If we look at Western texts, the British “Imperial Gazetteer” says that Dagelet Island (pronounced as “Dazera”), that is Matsushima, is an island in the Sea of Japan that is situated between the Japanese Archipelago and the Korean Peninsula. Its northwest corner is at 37º 25' N and 130º 56' E (Greenwich means). It was named by La Pérouse in 1787. It has a coastline of sheer cliffs and is approximately 9 ri around. It is covered by dense forest up to its highest point.Also, “Lippincott’s Pronouncing Gazetteer of the World” says that Dagelet is a small island in the Sea of Japan that is exactly between Japan and Korea. It has a circumference of 8 ri and is positioned at 37º 25' N and 130º 56' E. If you look this up on a map, the location of the island labeled as Dagelet, or Matsushima, on the British Navy’s nauticalchart seems to be at the same position in both books.
The British “Royal Atlas”; the “Atlas Universel,” by Brué of France; “Map of Japan and Korea” by James Wyld, geographer to the British Queen; “Map of Asia” by Kiepert of Germany; 1875 Gotha: “Stieler Atlas”; a map by the Geographische Institu in Weimar all show the island of Dagelet in the same position.It is said an island is drawn with dotted lines, except on the British nautical chart, at 129º 57' E and 37º 50' N and labeled “Argonaut” or “Takeshima.” The island is also clearly shown at the same position on a map of the Russian Mapping Bureau.
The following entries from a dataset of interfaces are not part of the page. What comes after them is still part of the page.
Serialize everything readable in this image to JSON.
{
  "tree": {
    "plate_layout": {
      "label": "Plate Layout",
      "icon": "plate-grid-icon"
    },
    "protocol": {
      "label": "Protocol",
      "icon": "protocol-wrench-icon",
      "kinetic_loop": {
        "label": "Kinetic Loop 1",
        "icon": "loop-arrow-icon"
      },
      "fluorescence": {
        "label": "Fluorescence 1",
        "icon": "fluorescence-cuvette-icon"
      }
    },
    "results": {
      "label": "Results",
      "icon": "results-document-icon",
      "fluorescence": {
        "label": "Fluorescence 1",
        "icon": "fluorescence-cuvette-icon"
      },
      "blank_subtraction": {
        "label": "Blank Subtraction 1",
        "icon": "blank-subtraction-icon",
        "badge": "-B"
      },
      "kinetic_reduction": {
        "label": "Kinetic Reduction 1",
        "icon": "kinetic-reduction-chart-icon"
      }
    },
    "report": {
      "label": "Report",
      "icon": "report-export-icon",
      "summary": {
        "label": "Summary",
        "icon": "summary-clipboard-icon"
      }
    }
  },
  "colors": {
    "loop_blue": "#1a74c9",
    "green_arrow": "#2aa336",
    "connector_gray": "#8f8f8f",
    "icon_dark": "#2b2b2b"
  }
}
Also, in the text of Ken Kanamori (金森謙), it is written that Takeshima has a circumference of 15 ri. Moreover, it you add up all the measurements done by Toda Takayoshi (戶田敬義) on his map, they total about 23 ri. (That includes all the ins and outs of the shoreline.) That circumference is more than just a little different than that of Matsushima, or Dagelet. On the south corner of the map is drawn an island that has a circumference of about 1.5 ri. That island is probably Uindo (于人島) [Uindo (于人島) probably a misspelling of Usando (于山島)].
However, Matsushima and Takeshima are two islands, and since Matsushima is closer to our country than Takeshima, Korea also cannot oppose our saying Matsushima is part of Japan.
And regarding the importance of the island, it is situated almost midway between Japan and Korea. It is on the sea route from our San’in (山陰) region to Korea’s Yeongheung-bu (永興府), namely Port Wonsan, in Hamgyeong Province (咸鏡道),. When traveling from Nagasaki to Port Vladivostok, one must pass it, which means it is many times more important than Takeshima. Moreover, it has frequently caught the attention of such countries as English and Russia. It is known in this way by several other countries.
However, in our country it is unknown if Matsushima and Takeshima are two islands or one. Accordingly, we do not know if it is part of Korea or not. If a foreign country were to ask, we would not know how to answer. If we decide it does belong to our country, we must show obligation to it. If we decide it belongs to Korea, we do not know how foreign countries will react, so we must be careful. We must try reflecting on this point.
Written by Bureau of Documents Director Watanabe Kouki (渡辺洪基)